Anchor Bay releases Dante’s Inferno: An Animated Epic in a standard Elite Blu-ray case with the disc inside and a series of inserts advertising the game and other titles. The cool thing about this release is the covers—with six different directors for the piece, Anchor Bay decided to produce six different covers as well, so you get to pick which one you want (unless you order online, in which case it’s luck of the draw).
Video arrives in the form of an AC encoded 1.78:1 transfer which in layman’s terms means it’s going to fill up your entire 16×9 TV set. This is fantastic news as animation in 1080p is absolutely stunning and that certainly holds true for this transfer as well. True, the shades are almost always of a darker hue (and the occasional lava-red and ice-blue), but the animation of it all is just really the main draw of a piece like this and the transfer really shines. There was some banding, but aside from that and a tiny bit of compression during a torrential rain sequence, it’s a flawless transfer.
The audio, a DTS-HD MA 5.1 mix, is similarly entertaining, with a robust soundtrack in the surrounds as well with the LFE output. I thought the opening sequence would never stop shaking my walls and later on throughout the film there are plenty of smaller moments where the surrounds and subwoofer kick in to create a nice little audio field. Without a doubt the key to what enjoyment I did get out of this film was from the A/V transfer as Anchor Bay did a really fantastic job with this in just about every respect. Dialogue is crystal clear, music is perfect and sound effects are appropriately gory and disgusting in nature.
The extras are where this release begins to fall apart once again, unfortunately. Included:
Animatics (Beatrice Chase, Charon, Dante Stabs Farinata, Franceso Fight, Lust Minions)
EA Game Trailer
Yup, that’s it. They’re all in 1080p, but it’s still a pretty sad set of extras. I have to wonder why the disc didn’t include a demo as well, but then again you can grab that for free off of XBOX Live and the PSN last time I checked so I suppose it’s no real big deal.
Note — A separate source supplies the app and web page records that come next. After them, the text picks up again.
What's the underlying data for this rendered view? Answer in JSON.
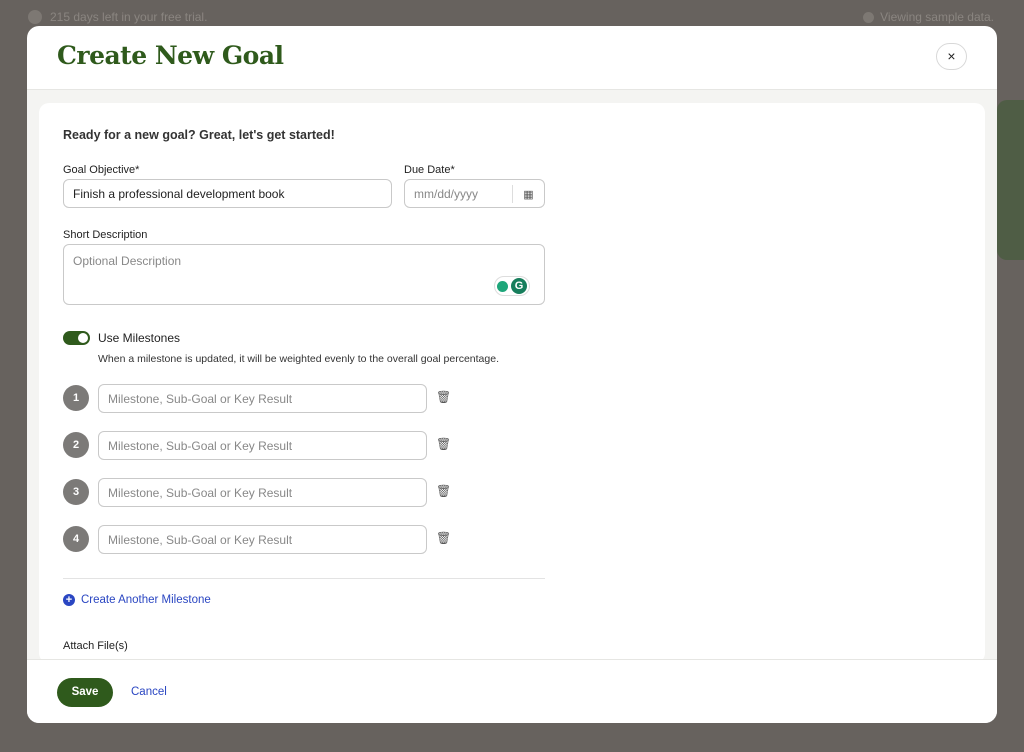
{
  "background": {
    "trial_text": "215 days left in your free trial.",
    "sample_text": "Viewing sample data."
  },
  "modal": {
    "title": "Create New Goal",
    "close_label": "×",
    "intro": "Ready for a new goal? Great, let's get started!",
    "goal_objective": {
      "label": "Goal Objective*",
      "value": "Finish a professional development book"
    },
    "due_date": {
      "label": "Due Date*",
      "placeholder": "mm/dd/yyyy"
    },
    "short_description": {
      "label": "Short Description",
      "placeholder": "Optional Description"
    },
    "milestones": {
      "toggle_label": "Use Milestones",
      "enabled": true,
      "note": "When a milestone is updated, it will be weighted evenly to the overall goal percentage.",
      "items": [
        {
          "number": "1",
          "placeholder": "Milestone, Sub-Goal or Key Result"
        },
        {
          "number": "2",
          "placeholder": "Milestone, Sub-Goal or Key Result"
        },
        {
          "number": "3",
          "placeholder": "Milestone, Sub-Goal or Key Result"
        },
        {
          "number": "4",
          "placeholder": "Milestone, Sub-Goal or Key Result"
        }
      ],
      "create_label": "Create Another Milestone"
    },
    "attach_label": "Attach File(s)",
    "save_label": "Save",
    "cancel_label": "Cancel"
  },
  "colors": {
    "brand_green": "#2f5a1c",
    "link_blue": "#2a46c2"
  }
}
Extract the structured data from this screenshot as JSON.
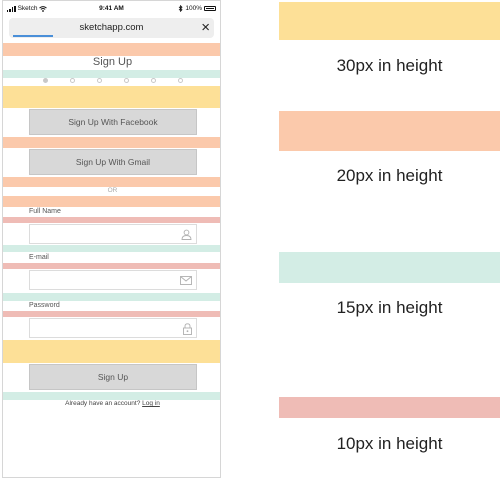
{
  "status_bar": {
    "carrier": "Sketch",
    "time": "9:41 AM",
    "battery": "100%"
  },
  "browser": {
    "url": "sketchapp.com",
    "close_glyph": "×"
  },
  "page": {
    "title": "Sign Up",
    "buttons": {
      "facebook": "Sign Up With Facebook",
      "gmail": "Sign Up With Gmail",
      "submit": "Sign Up"
    },
    "divider": "OR",
    "fields": {
      "full_name": "Full Name",
      "email": "E-mail",
      "password": "Password"
    },
    "footer": {
      "prompt": "Already have an account?",
      "login_link": "Log in"
    }
  },
  "legend": [
    {
      "label": "30px in height",
      "color": "#fde097"
    },
    {
      "label": "20px in height",
      "color": "#fbc9ab"
    },
    {
      "label": "15px in height",
      "color": "#d3ede5"
    },
    {
      "label": "10px in height",
      "color": "#efbcb6"
    }
  ],
  "icons": [
    "wifi-icon",
    "bluetooth-icon",
    "battery-icon",
    "close-icon",
    "user-icon",
    "mail-icon",
    "lock-icon"
  ]
}
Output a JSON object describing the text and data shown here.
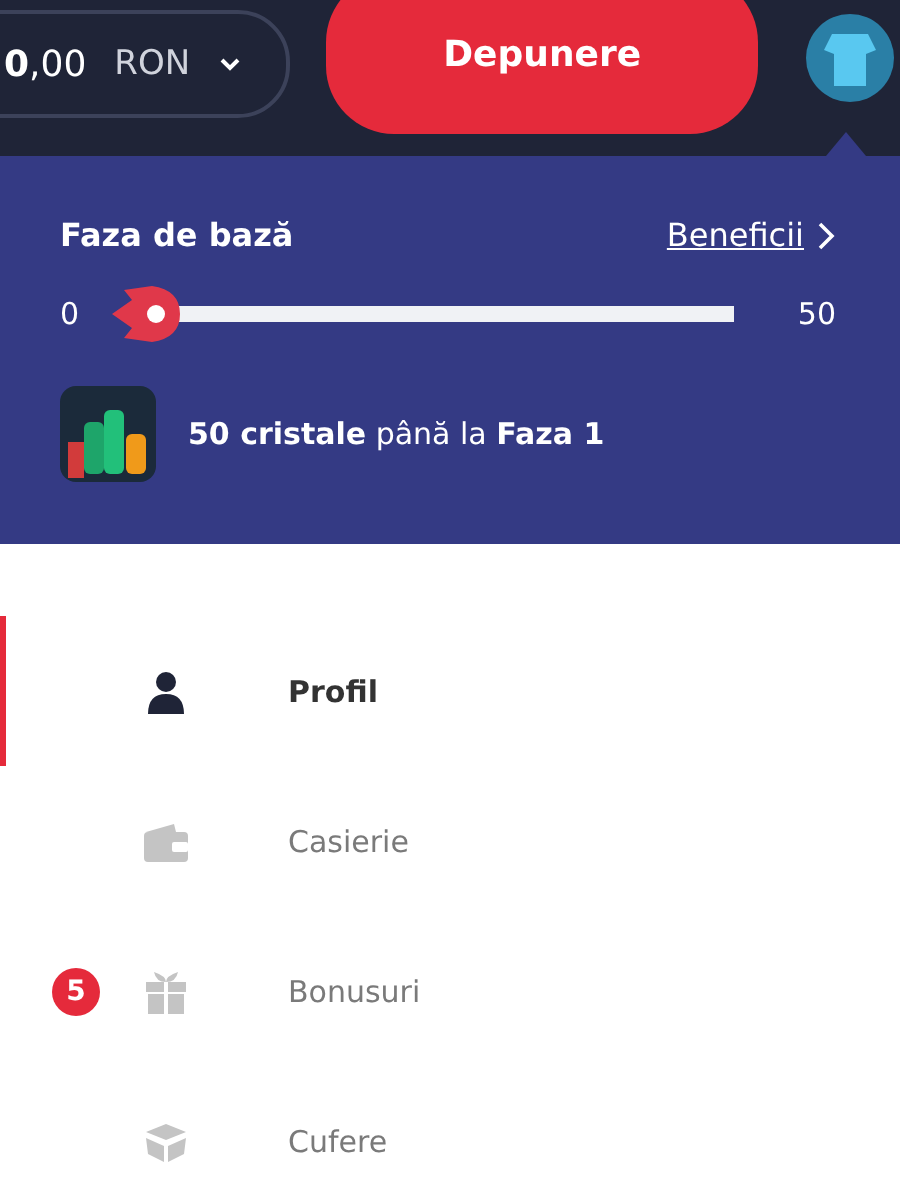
{
  "header": {
    "balance": "**0**,00",
    "currency": "RON",
    "deposit_button": "Depunere"
  },
  "level_panel": {
    "title": "Faza de bază",
    "benefits_link": "Beneficii",
    "progress": {
      "min": "0",
      "max": "50",
      "level": 0
    },
    "message": "**50 cristale** până la **Faza 1**"
  },
  "menu": [
    {
      "label": "Profil",
      "selected": true
    },
    {
      "label": "Casierie",
      "selected": false
    },
    {
      "label": "Bonusuri",
      "selected": false,
      "badge": "5"
    },
    {
      "label": "Cufere",
      "selected": false
    }
  ]
}
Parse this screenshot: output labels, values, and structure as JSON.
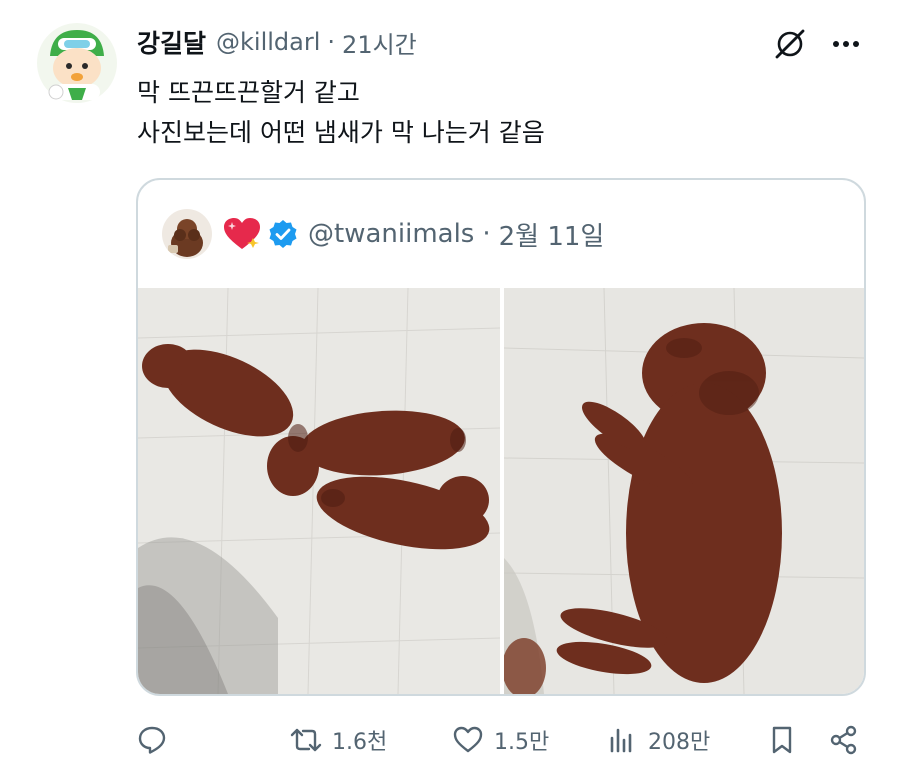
{
  "author": {
    "display_name": "강길달",
    "handle": "@killdarl",
    "separator": "·",
    "time": "21시간"
  },
  "tweet_text": {
    "line1": "막 뜨끈뜨끈할거 같고",
    "line2": "사진보는데 어떤 냄새가 막 나는거 같음"
  },
  "quote": {
    "handle": "@twaniimals",
    "separator": "·",
    "time": "2월 11일"
  },
  "metrics": {
    "replies": "",
    "retweets": "1.6천",
    "likes": "1.5만",
    "views": "208만"
  },
  "icons": {
    "reply": "reply-icon",
    "retweet": "retweet-icon",
    "like": "heart-icon",
    "views": "views-icon",
    "bookmark": "bookmark-icon",
    "share": "share-icon",
    "grok": "grok-icon",
    "more": "more-icon",
    "verified": "verified-badge-icon",
    "emoji": "sparkling-heart-icon"
  },
  "colors": {
    "secondary_text": "#536471",
    "border": "#cfd9de",
    "verified": "#1d9bf0",
    "puppy": "#6e2e1e"
  }
}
Overall this is worth a Rental just for the A/V transfer, but aside from that you’ll be unlikely to travel back to the nine levels of hell…unless you want to add a tenth one of your own (boredom).
Dante’s Inferno: An Animated Epic is now available on DVD and Blu-ray.